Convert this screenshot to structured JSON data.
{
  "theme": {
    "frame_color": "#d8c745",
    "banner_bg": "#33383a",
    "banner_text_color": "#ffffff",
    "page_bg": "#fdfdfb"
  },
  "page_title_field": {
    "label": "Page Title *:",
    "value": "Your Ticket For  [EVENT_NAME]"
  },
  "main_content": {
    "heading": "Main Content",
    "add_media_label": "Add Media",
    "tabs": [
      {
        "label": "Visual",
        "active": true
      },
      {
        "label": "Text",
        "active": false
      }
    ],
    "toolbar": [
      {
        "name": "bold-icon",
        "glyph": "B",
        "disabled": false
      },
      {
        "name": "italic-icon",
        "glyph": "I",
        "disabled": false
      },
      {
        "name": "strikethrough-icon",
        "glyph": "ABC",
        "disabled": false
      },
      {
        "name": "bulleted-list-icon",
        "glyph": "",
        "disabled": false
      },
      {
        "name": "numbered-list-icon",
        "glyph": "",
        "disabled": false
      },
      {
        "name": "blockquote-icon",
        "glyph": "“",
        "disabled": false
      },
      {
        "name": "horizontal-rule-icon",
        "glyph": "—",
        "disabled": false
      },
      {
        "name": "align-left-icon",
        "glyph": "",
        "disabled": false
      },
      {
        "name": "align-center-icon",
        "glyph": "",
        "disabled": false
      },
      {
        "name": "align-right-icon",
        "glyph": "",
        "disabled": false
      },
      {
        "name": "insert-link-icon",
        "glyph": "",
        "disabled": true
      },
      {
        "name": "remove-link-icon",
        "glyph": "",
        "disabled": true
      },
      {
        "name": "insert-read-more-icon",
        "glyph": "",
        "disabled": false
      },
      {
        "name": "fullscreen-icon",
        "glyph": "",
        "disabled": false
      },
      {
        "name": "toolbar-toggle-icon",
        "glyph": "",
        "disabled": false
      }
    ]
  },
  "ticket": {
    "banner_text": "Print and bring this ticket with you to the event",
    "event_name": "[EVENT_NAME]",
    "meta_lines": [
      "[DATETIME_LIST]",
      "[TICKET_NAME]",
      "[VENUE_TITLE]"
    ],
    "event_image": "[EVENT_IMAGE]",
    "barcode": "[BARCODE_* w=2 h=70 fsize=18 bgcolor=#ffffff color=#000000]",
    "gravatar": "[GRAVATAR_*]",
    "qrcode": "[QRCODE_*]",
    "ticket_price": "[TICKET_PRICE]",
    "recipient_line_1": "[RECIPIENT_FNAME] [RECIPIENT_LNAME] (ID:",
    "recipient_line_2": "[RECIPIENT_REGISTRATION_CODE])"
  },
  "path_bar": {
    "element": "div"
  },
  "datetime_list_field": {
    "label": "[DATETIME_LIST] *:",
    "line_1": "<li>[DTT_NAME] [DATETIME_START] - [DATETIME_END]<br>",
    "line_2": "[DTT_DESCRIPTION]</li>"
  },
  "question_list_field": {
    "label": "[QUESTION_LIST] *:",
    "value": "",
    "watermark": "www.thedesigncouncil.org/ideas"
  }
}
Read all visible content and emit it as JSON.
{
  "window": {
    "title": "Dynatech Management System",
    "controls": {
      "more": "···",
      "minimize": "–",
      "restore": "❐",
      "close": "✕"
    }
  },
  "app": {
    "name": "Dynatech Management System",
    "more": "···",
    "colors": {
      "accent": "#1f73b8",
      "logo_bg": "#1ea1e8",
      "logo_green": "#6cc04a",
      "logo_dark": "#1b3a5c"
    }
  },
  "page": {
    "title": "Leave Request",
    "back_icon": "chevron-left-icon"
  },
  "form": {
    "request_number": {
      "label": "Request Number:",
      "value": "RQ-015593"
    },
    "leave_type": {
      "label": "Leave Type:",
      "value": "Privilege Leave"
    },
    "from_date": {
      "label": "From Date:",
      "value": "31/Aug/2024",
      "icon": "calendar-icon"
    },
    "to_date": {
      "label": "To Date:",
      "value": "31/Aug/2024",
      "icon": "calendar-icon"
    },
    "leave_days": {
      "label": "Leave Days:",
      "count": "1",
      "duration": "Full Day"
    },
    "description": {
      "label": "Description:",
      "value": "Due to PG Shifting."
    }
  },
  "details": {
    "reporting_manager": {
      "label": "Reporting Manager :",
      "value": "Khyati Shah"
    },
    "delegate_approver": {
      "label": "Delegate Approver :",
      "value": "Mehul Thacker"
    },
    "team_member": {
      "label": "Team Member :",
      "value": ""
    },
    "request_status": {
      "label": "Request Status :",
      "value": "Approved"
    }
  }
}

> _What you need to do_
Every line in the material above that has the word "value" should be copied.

> _Answer space_
    "value": "Your Ticket For  [EVENT_NAME]"
    "value": "",
      "value": "RQ-015593"
      "value": "Privilege Leave"
      "value": "31/Aug/2024",
      "value": "31/Aug/2024",
      "value": "Due to PG Shifting."
      "value": "Khyati Shah"
      "value": "Mehul Thacker"
      "value": ""
      "value": "Approved"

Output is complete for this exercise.